▸ EXERCISE DETAILS
Across the entries that follow, work out the number of lines containing the string "high", and state it alone.

--- START ---

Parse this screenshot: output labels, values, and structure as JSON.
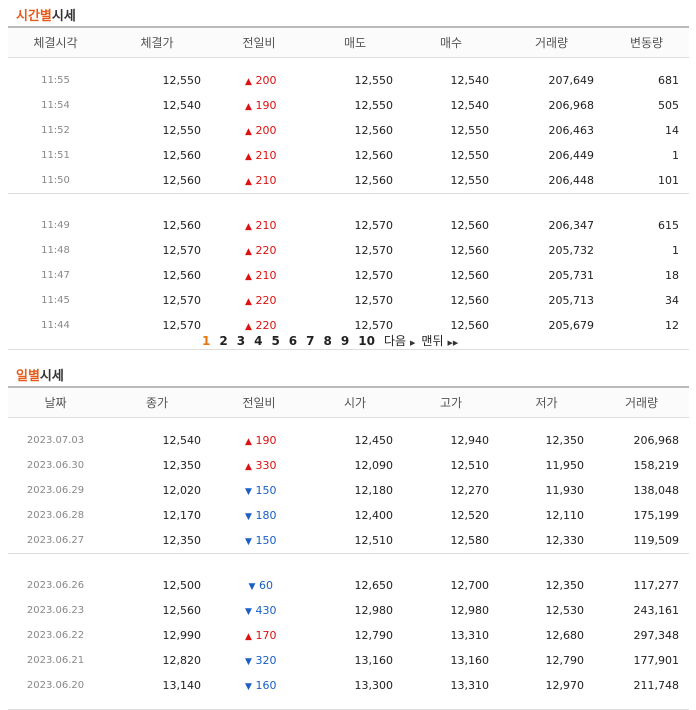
{
  "time_section": {
    "title_accent": "시간별",
    "title_rest": "시세",
    "headers": [
      "체결시각",
      "체결가",
      "전일비",
      "매도",
      "매수",
      "거래량",
      "변동량"
    ],
    "groups": [
      [
        {
          "time": "11:55",
          "price": "12,550",
          "dir": "up",
          "diff": "200",
          "sell": "12,550",
          "buy": "12,540",
          "volume": "207,649",
          "change": "681"
        },
        {
          "time": "11:54",
          "price": "12,540",
          "dir": "up",
          "diff": "190",
          "sell": "12,550",
          "buy": "12,540",
          "volume": "206,968",
          "change": "505"
        },
        {
          "time": "11:52",
          "price": "12,550",
          "dir": "up",
          "diff": "200",
          "sell": "12,560",
          "buy": "12,550",
          "volume": "206,463",
          "change": "14"
        },
        {
          "time": "11:51",
          "price": "12,560",
          "dir": "up",
          "diff": "210",
          "sell": "12,560",
          "buy": "12,550",
          "volume": "206,449",
          "change": "1"
        },
        {
          "time": "11:50",
          "price": "12,560",
          "dir": "up",
          "diff": "210",
          "sell": "12,560",
          "buy": "12,550",
          "volume": "206,448",
          "change": "101"
        }
      ],
      [
        {
          "time": "11:49",
          "price": "12,560",
          "dir": "up",
          "diff": "210",
          "sell": "12,570",
          "buy": "12,560",
          "volume": "206,347",
          "change": "615"
        },
        {
          "time": "11:48",
          "price": "12,570",
          "dir": "up",
          "diff": "220",
          "sell": "12,570",
          "buy": "12,560",
          "volume": "205,732",
          "change": "1"
        },
        {
          "time": "11:47",
          "price": "12,560",
          "dir": "up",
          "diff": "210",
          "sell": "12,570",
          "buy": "12,560",
          "volume": "205,731",
          "change": "18"
        },
        {
          "time": "11:45",
          "price": "12,570",
          "dir": "up",
          "diff": "220",
          "sell": "12,570",
          "buy": "12,560",
          "volume": "205,713",
          "change": "34"
        },
        {
          "time": "11:44",
          "price": "12,570",
          "dir": "up",
          "diff": "220",
          "sell": "12,570",
          "buy": "12,560",
          "volume": "205,679",
          "change": "12"
        }
      ]
    ]
  },
  "pager": {
    "pages": [
      "1",
      "2",
      "3",
      "4",
      "5",
      "6",
      "7",
      "8",
      "9",
      "10"
    ],
    "current": "1",
    "next_label": "다음",
    "last_label": "맨뒤"
  },
  "daily_section": {
    "title_accent": "일별",
    "title_rest": "시세",
    "headers": [
      "날짜",
      "종가",
      "전일비",
      "시가",
      "고가",
      "저가",
      "거래량"
    ],
    "groups": [
      [
        {
          "date": "2023.07.03",
          "close": "12,540",
          "dir": "up",
          "diff": "190",
          "open": "12,450",
          "high": "12,940",
          "low": "12,350",
          "volume": "206,968"
        },
        {
          "date": "2023.06.30",
          "close": "12,350",
          "dir": "up",
          "diff": "330",
          "open": "12,090",
          "high": "12,510",
          "low": "11,950",
          "volume": "158,219"
        },
        {
          "date": "2023.06.29",
          "close": "12,020",
          "dir": "down",
          "diff": "150",
          "open": "12,180",
          "high": "12,270",
          "low": "11,930",
          "volume": "138,048"
        },
        {
          "date": "2023.06.28",
          "close": "12,170",
          "dir": "down",
          "diff": "180",
          "open": "12,400",
          "high": "12,520",
          "low": "12,110",
          "volume": "175,199"
        },
        {
          "date": "2023.06.27",
          "close": "12,350",
          "dir": "down",
          "diff": "150",
          "open": "12,510",
          "high": "12,580",
          "low": "12,330",
          "volume": "119,509"
        }
      ],
      [
        {
          "date": "2023.06.26",
          "close": "12,500",
          "dir": "down",
          "diff": "60",
          "open": "12,650",
          "high": "12,700",
          "low": "12,350",
          "volume": "117,277"
        },
        {
          "date": "2023.06.23",
          "close": "12,560",
          "dir": "down",
          "diff": "430",
          "open": "12,980",
          "high": "12,980",
          "low": "12,530",
          "volume": "243,161"
        },
        {
          "date": "2023.06.22",
          "close": "12,990",
          "dir": "up",
          "diff": "170",
          "open": "12,790",
          "high": "13,310",
          "low": "12,680",
          "volume": "297,348"
        },
        {
          "date": "2023.06.21",
          "close": "12,820",
          "dir": "down",
          "diff": "320",
          "open": "13,160",
          "high": "13,160",
          "low": "12,790",
          "volume": "177,901"
        },
        {
          "date": "2023.06.20",
          "close": "13,140",
          "dir": "down",
          "diff": "160",
          "open": "13,300",
          "high": "13,310",
          "low": "12,970",
          "volume": "211,748"
        }
      ]
    ]
  },
  "colors": {
    "accent": "#e85a1a",
    "up": "#dd1111",
    "down": "#1a5fc6"
  }
}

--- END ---

▸ YOUR SOLUTION
10